Sony announces long-awaited a6300 with revolutionary autofocus
2014’s a6000 quickly earned Sony its reputation of being a dominant force in the world of photography. Loved by consumers and professionals alike for its high quality images and compact design, it heralded the tipping point in the DSLR versus mirrorless debate. Its 24MP APS-C sensor easily matched or outclassed both mirrorless and DSLR rivals at similar price points. Combined with Sony’s typical high-speed, high-tech performance, the a6000 made for an all-around impressive camera in a variety of shooting situations.
Two years later, and the a6000 is still the prosumer camera to beat. Or at least it was until this morning, when Sony officially announced its replacement: the a6300. (What happened to 6100 and 6200? Your guess is as good as ours.)

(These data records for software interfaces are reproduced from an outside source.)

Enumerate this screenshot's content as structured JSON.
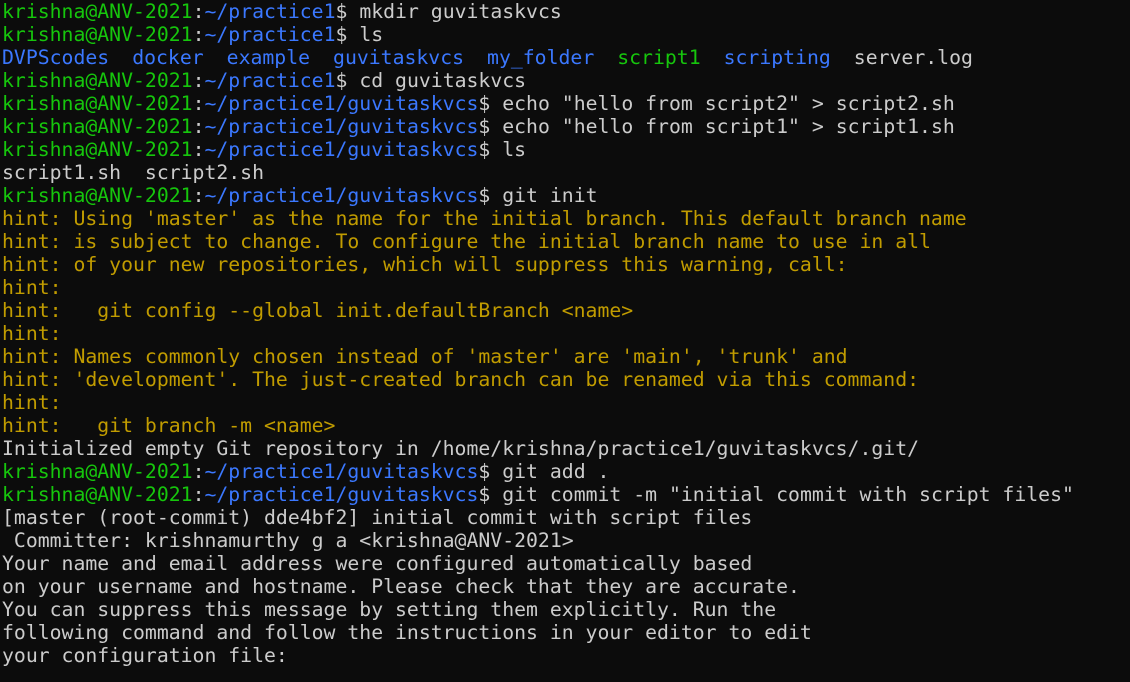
{
  "colors": {
    "background": "#0c0c0c",
    "foreground": "#cccccc",
    "prompt_user": "#16c60c",
    "prompt_path": "#3b78ff",
    "hint": "#c19c00",
    "directory": "#3b78ff",
    "executable": "#16c60c"
  },
  "lines": [
    {
      "type": "prompt",
      "user": "krishna@ANV-2021",
      "colon": ":",
      "path": "~/practice1",
      "sigil": "$ ",
      "command": "mkdir guvitaskvcs"
    },
    {
      "type": "prompt",
      "user": "krishna@ANV-2021",
      "colon": ":",
      "path": "~/practice1",
      "sigil": "$ ",
      "command": "ls"
    },
    {
      "type": "ls",
      "items": [
        {
          "name": "DVPScodes",
          "kind": "dir"
        },
        {
          "name": "docker",
          "kind": "dir"
        },
        {
          "name": "example",
          "kind": "dir"
        },
        {
          "name": "guvitaskvcs",
          "kind": "dir"
        },
        {
          "name": "my_folder",
          "kind": "dir"
        },
        {
          "name": "script1",
          "kind": "exec"
        },
        {
          "name": "scripting",
          "kind": "dir"
        },
        {
          "name": "server.log",
          "kind": "file"
        }
      ]
    },
    {
      "type": "prompt",
      "user": "krishna@ANV-2021",
      "colon": ":",
      "path": "~/practice1",
      "sigil": "$ ",
      "command": "cd guvitaskvcs"
    },
    {
      "type": "prompt",
      "user": "krishna@ANV-2021",
      "colon": ":",
      "path": "~/practice1/guvitaskvcs",
      "sigil": "$ ",
      "command": "echo \"hello from script2\" > script2.sh"
    },
    {
      "type": "prompt",
      "user": "krishna@ANV-2021",
      "colon": ":",
      "path": "~/practice1/guvitaskvcs",
      "sigil": "$ ",
      "command": "echo \"hello from script1\" > script1.sh"
    },
    {
      "type": "prompt",
      "user": "krishna@ANV-2021",
      "colon": ":",
      "path": "~/practice1/guvitaskvcs",
      "sigil": "$ ",
      "command": "ls"
    },
    {
      "type": "output",
      "text": "script1.sh  script2.sh"
    },
    {
      "type": "prompt",
      "user": "krishna@ANV-2021",
      "colon": ":",
      "path": "~/practice1/guvitaskvcs",
      "sigil": "$ ",
      "command": "git init"
    },
    {
      "type": "hint",
      "text": "hint: Using 'master' as the name for the initial branch. This default branch name"
    },
    {
      "type": "hint",
      "text": "hint: is subject to change. To configure the initial branch name to use in all"
    },
    {
      "type": "hint",
      "text": "hint: of your new repositories, which will suppress this warning, call:"
    },
    {
      "type": "hint",
      "text": "hint:"
    },
    {
      "type": "hint",
      "text": "hint:   git config --global init.defaultBranch <name>"
    },
    {
      "type": "hint",
      "text": "hint:"
    },
    {
      "type": "hint",
      "text": "hint: Names commonly chosen instead of 'master' are 'main', 'trunk' and"
    },
    {
      "type": "hint",
      "text": "hint: 'development'. The just-created branch can be renamed via this command:"
    },
    {
      "type": "hint",
      "text": "hint:"
    },
    {
      "type": "hint",
      "text": "hint:   git branch -m <name>"
    },
    {
      "type": "output",
      "text": "Initialized empty Git repository in /home/krishna/practice1/guvitaskvcs/.git/"
    },
    {
      "type": "prompt",
      "user": "krishna@ANV-2021",
      "colon": ":",
      "path": "~/practice1/guvitaskvcs",
      "sigil": "$ ",
      "command": "git add ."
    },
    {
      "type": "prompt",
      "user": "krishna@ANV-2021",
      "colon": ":",
      "path": "~/practice1/guvitaskvcs",
      "sigil": "$ ",
      "command": "git commit -m \"initial commit with script files\""
    },
    {
      "type": "output",
      "text": "[master (root-commit) dde4bf2] initial commit with script files"
    },
    {
      "type": "output",
      "text": " Committer: krishnamurthy g a <krishna@ANV-2021>"
    },
    {
      "type": "output",
      "text": "Your name and email address were configured automatically based"
    },
    {
      "type": "output",
      "text": "on your username and hostname. Please check that they are accurate."
    },
    {
      "type": "output",
      "text": "You can suppress this message by setting them explicitly. Run the"
    },
    {
      "type": "output",
      "text": "following command and follow the instructions in your editor to edit"
    },
    {
      "type": "output",
      "text": "your configuration file:"
    }
  ]
}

The headline feature of the new a6300 is the autofocus, which Sony is calling a “4D” system. It incorporates 425 phase detection points covering essentially the entire frame. Sony claims this system offers “unrivaled” performance and will track objects for live view shooting up to 8FPS, or up to 11FPS without live view.
As promising as 425 phase detection points sound, it remains to be seen how well they will perform in the real world, and whether or not Sony has developed a system that can actually rival the performance of DSLRs. At any rate, it should be a worthy upgrade over existing mirrorless AF systems.
The other new feature is, unsurprisingly, 4K video. The camera processes a 20MP region of the sensor to produce highly oversampled 8MP footage. In theory, this should mean incredibly sharp results. However, in other similar systems we have seen this approach lead to increased rolling shutter, due to the high number of lines being processed. Additional video features include 120FPS slow motion in 1080p and S-Log gamma for a claimed 14 stops of dynamic range. If these specs can jump off the paper and translate into real-world performance, the a6300 could be a very powerful filmmaking tool, either by itself or as a B camera to more expensive, dedicated cinema cameras.
Overall, Sony looks to have another winner on its hands. The a6300 should begin shipping in March with a body-only price around $1000.